# TASK GOAL:
Find every line in the records below that holds the word "curve", and copy each one.

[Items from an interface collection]
+++

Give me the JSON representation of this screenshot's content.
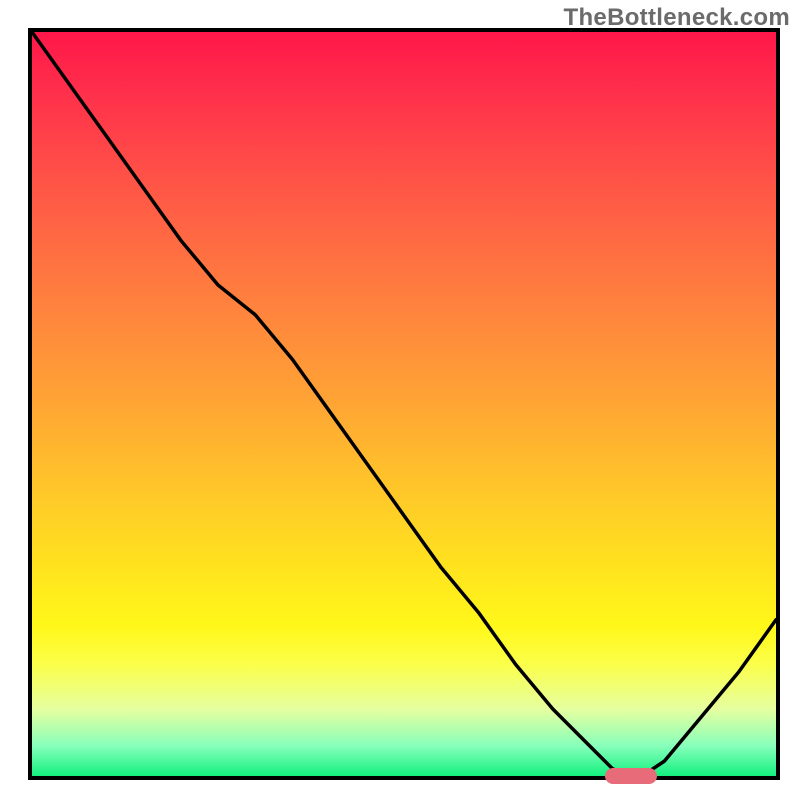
{
  "watermark_text": "TheBottleneck.com",
  "colors": {
    "curve": "#000000",
    "border": "#000000",
    "marker": "#e86b7a",
    "watermark": "#6b6b6b"
  },
  "chart_data": {
    "type": "line",
    "title": "",
    "xlabel": "",
    "ylabel": "",
    "xlim": [
      0,
      100
    ],
    "ylim": [
      0,
      100
    ],
    "grid": false,
    "legend": false,
    "series": [
      {
        "name": "bottleneck-curve",
        "color": "#000000",
        "x": [
          0,
          5,
          10,
          15,
          20,
          25,
          30,
          35,
          40,
          45,
          50,
          55,
          60,
          65,
          70,
          75,
          78,
          80,
          82,
          85,
          90,
          95,
          100
        ],
        "values": [
          100,
          93,
          86,
          79,
          72,
          66,
          62,
          56,
          49,
          42,
          35,
          28,
          22,
          15,
          9,
          4,
          1,
          0,
          0,
          2,
          8,
          14,
          21
        ]
      }
    ],
    "background_gradient": {
      "orientation": "vertical",
      "stops": [
        {
          "pos": 0.0,
          "color": "#ff1749"
        },
        {
          "pos": 0.08,
          "color": "#ff2f4b"
        },
        {
          "pos": 0.22,
          "color": "#ff5946"
        },
        {
          "pos": 0.36,
          "color": "#ff803e"
        },
        {
          "pos": 0.5,
          "color": "#ffa534"
        },
        {
          "pos": 0.62,
          "color": "#ffc829"
        },
        {
          "pos": 0.72,
          "color": "#ffe31e"
        },
        {
          "pos": 0.8,
          "color": "#fff81a"
        },
        {
          "pos": 0.85,
          "color": "#fbff4a"
        },
        {
          "pos": 0.91,
          "color": "#e6ffa0"
        },
        {
          "pos": 0.96,
          "color": "#86ffba"
        },
        {
          "pos": 1.0,
          "color": "#13f07f"
        }
      ]
    },
    "marker": {
      "x_start": 77,
      "x_end": 84,
      "y": 0
    }
  }
}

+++

# EXPECTED OUTPUT:
    "curve": "#000000",
        "name": "bottleneck-curve",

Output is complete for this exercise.